> PROBLEM DESCRIPTION:
Within the listing below, show every line that contains the word "blog".

> INPUT DATA:
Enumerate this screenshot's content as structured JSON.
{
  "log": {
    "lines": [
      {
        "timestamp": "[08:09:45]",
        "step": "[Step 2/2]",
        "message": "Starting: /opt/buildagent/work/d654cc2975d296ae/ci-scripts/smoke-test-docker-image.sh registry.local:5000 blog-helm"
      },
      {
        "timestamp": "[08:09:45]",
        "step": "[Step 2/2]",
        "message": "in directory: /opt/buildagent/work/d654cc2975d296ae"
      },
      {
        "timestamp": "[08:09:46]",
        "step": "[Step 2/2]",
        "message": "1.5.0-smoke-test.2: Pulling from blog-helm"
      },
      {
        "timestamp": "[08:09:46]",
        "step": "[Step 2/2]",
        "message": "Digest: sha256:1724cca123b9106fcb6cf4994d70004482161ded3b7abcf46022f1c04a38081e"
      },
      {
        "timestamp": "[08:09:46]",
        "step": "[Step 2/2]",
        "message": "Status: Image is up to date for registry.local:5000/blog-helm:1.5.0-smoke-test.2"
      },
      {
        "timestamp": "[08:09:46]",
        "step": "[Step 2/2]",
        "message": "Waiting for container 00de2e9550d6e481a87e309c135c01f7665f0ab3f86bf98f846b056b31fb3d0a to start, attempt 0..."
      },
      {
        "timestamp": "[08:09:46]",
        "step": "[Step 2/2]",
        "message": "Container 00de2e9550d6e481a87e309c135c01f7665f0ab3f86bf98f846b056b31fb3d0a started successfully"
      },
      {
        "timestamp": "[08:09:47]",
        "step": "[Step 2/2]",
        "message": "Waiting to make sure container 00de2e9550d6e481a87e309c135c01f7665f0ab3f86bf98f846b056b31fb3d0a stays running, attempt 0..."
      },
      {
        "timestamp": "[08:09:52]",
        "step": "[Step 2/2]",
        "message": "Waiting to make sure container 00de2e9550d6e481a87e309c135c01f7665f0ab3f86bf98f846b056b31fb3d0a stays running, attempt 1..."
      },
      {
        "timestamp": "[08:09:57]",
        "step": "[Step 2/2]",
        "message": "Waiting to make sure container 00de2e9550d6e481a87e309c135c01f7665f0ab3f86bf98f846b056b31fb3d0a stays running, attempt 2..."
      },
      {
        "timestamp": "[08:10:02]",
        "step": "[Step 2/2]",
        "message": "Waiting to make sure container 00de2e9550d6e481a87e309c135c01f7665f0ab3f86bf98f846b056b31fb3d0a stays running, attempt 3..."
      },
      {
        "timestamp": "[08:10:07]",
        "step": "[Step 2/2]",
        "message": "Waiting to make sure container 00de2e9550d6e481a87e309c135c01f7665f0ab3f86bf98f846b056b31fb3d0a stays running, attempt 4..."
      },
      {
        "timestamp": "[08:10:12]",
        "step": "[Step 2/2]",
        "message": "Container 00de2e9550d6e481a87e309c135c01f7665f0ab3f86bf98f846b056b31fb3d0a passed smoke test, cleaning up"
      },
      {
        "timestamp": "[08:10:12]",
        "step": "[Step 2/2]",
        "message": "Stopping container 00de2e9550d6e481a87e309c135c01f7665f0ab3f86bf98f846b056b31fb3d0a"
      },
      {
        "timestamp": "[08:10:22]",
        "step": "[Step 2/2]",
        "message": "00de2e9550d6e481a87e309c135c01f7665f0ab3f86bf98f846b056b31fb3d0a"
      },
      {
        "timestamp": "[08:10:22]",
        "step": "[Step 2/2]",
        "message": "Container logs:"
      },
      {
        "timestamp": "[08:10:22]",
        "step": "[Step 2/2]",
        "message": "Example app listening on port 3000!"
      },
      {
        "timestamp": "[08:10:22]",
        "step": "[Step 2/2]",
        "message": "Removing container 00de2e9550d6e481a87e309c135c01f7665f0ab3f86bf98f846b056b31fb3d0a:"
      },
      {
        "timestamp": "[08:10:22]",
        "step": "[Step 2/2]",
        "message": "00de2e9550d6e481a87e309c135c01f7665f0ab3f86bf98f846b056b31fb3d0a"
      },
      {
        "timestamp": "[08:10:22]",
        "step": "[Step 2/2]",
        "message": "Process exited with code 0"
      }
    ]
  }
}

> TASK RESPONSE:
        "message": "Starting: /opt/buildagent/work/d654cc2975d296ae/ci-scripts/smoke-test-docker-image.sh registry.local:5000 blog-helm"
        "message": "1.5.0-smoke-test.2: Pulling from blog-helm"
        "message": "Status: Image is up to date for registry.local:5000/blog-helm:1.5.0-smoke-test.2"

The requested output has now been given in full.